All of the commission members signaled they were pleased that the order adopted so-called option B, using new coverage maps to determine areas for funding, but Commissioners Rosenworcel and Starks suggested it was too early to vote on some of the items details. .
Commissioner Rosenworcel expressed support for the order, but said the auction is being constructed without grounding in real-world data due to the agency “slow-rolling efforts to fix our maps.”
“The framework we have is sound, but the details would benefit from more data gathering before we proceed,” Rosenworcel said.
“We can’t afford to wait any longer we need to find some way to make at least some progress now because we need that data to help inform the choices we make about how this auction operates, what speeds it requires and what build out it compels,” Rosenworcel stated. “We need that data to know what communities lack wireless service and how much reaching them will truly cost.”
Specifically, she questioned the basis for requiring service providers to cover 85% of the area won at auction (rather than 100%), as well as speed threshold obligations set for the next 10 years, asking if they would still be relevant by the time an auction happens.

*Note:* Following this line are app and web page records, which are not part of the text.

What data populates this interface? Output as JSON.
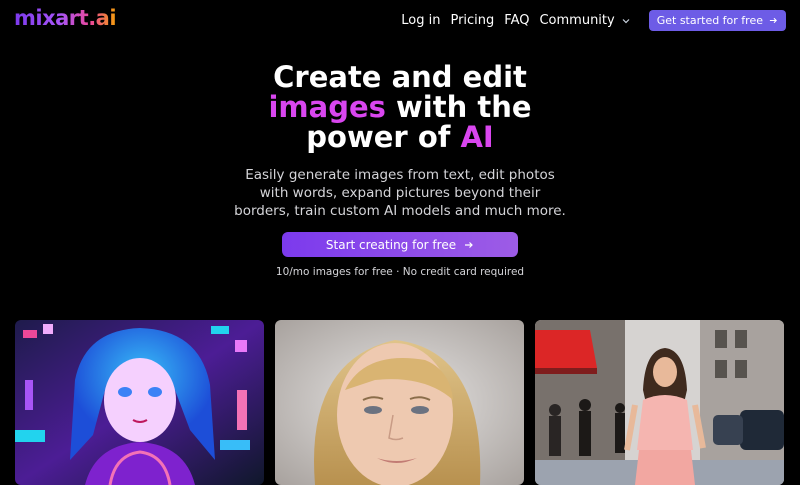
{
  "brand": {
    "logo_text": "mixart.ai"
  },
  "nav": {
    "login": "Log in",
    "pricing": "Pricing",
    "faq": "FAQ",
    "community": "Community",
    "cta": "Get started for free"
  },
  "hero": {
    "title_line1": "Create and edit",
    "title_accent1": "images",
    "title_line2_rest": " with the",
    "title_line3_start": "power of ",
    "title_accent2": "AI",
    "subtitle": "Easily generate images from text, edit photos with words, expand pictures beyond their borders, train custom AI models and much more.",
    "cta": "Start creating for free",
    "note": "10/mo images for free · No credit card required"
  },
  "gallery": {
    "items": [
      {
        "name": "anime-portrait"
      },
      {
        "name": "blonde-portrait"
      },
      {
        "name": "street-fashion"
      }
    ]
  },
  "colors": {
    "background": "#000000",
    "accent": "#d946ef",
    "button": "#6d5ce6"
  }
}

Commissioner Starks echoed similar sentiment that the order made the right move to rely on more accurate coverage maps before distributing funds, saying the 5G Fund “truly represents an important milestone” for bringing 5G to all Americans. Still, he said felt it was premature to vote on some of the issues in the Report and Order, pointing to rules for an auction preconditioned on accurate broadband data that the FCC hasn’t collected or analyzed yet.

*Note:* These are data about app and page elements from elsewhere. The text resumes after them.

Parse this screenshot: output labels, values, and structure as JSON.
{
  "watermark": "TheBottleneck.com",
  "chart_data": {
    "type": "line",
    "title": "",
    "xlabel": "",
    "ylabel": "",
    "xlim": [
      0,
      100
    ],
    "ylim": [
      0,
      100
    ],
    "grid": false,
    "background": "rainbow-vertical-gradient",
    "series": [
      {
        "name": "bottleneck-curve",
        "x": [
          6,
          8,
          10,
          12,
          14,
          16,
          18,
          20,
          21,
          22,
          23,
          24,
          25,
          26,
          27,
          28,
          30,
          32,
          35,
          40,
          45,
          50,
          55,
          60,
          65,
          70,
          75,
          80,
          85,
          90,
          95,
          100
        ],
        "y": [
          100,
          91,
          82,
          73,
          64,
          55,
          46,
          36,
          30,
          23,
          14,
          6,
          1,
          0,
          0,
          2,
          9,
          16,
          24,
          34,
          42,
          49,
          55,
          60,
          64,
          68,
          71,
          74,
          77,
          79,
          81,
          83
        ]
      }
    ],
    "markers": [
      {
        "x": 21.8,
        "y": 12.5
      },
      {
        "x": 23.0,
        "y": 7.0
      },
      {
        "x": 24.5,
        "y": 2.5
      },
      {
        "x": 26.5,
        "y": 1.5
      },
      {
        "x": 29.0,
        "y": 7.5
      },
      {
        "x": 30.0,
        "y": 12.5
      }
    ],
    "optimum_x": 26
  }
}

Starks cited concerns over the $9 billion budget, saying it might not be enough to cover the needs but that there isn’t information yet to know.
“We should withhold judgement on issues that would be better decided with new maps and data in hand,” Starks said.
Both Democratic commissioners pointed to the FCC’s delay on obligations under the Broadband DATA Act, but Chairman Pai reiterated that the agency is still waiting on money from Congress that the FCC needs in order to carry those out.
Commissioner Brendan Carr, meanwhile, said the order moves in the right direction but indicated that the FCC should be focused on delivering high-speed internet, though not necessarily only through 5G.
“To be good stewards, to treat ratepayers’ dollars as our own, we need to focus on what the people we serve actually care about: fast Internet, by whatever means,” Carr stated in prepared remarks.
Wireless groups respond
Wireless industry groups, including the Competitive Carriers Association (CCA) and CTIA, applauded Tuesday’s vote.
CCA President and CEO Steven Berry commended the FCC for making the mapping process a priority.
“Updating the maps with more reliable data is an essential first step before distributing funds, and I applaud the FCC for today’s decision, which is in line with congressional direction and has overwhelming support in the record,” Berry stated. “We look forward to seeing the full details as they are made available, and CCA will continue to work with Congress to fully fund the Broadband DATA Act to better understand where support is needed and whether the budget is sufficient. All Americans, especially those in unserved and underserved areas, need and deserve access to mobile broadband services, and I commend the FCC for its focus on achieving this important goal.”
CTIA SVP of regulatory Affairs Scott Bergmann said the group supports the items and that the FCC continued to demonstrate leadership in promoting next-generation wireless networks.
“Through the 5G Fund Order, the FCC will harness new maps and existing universal service funds to help ensure that rural consumers benefit from revolutionary 5G services,” Bergmann stated. “By clarifying the Compound Expansion rules, the FCC is empowering providers to upgrade existing facilities with next-generation equipment to support the emerging 5G economy.”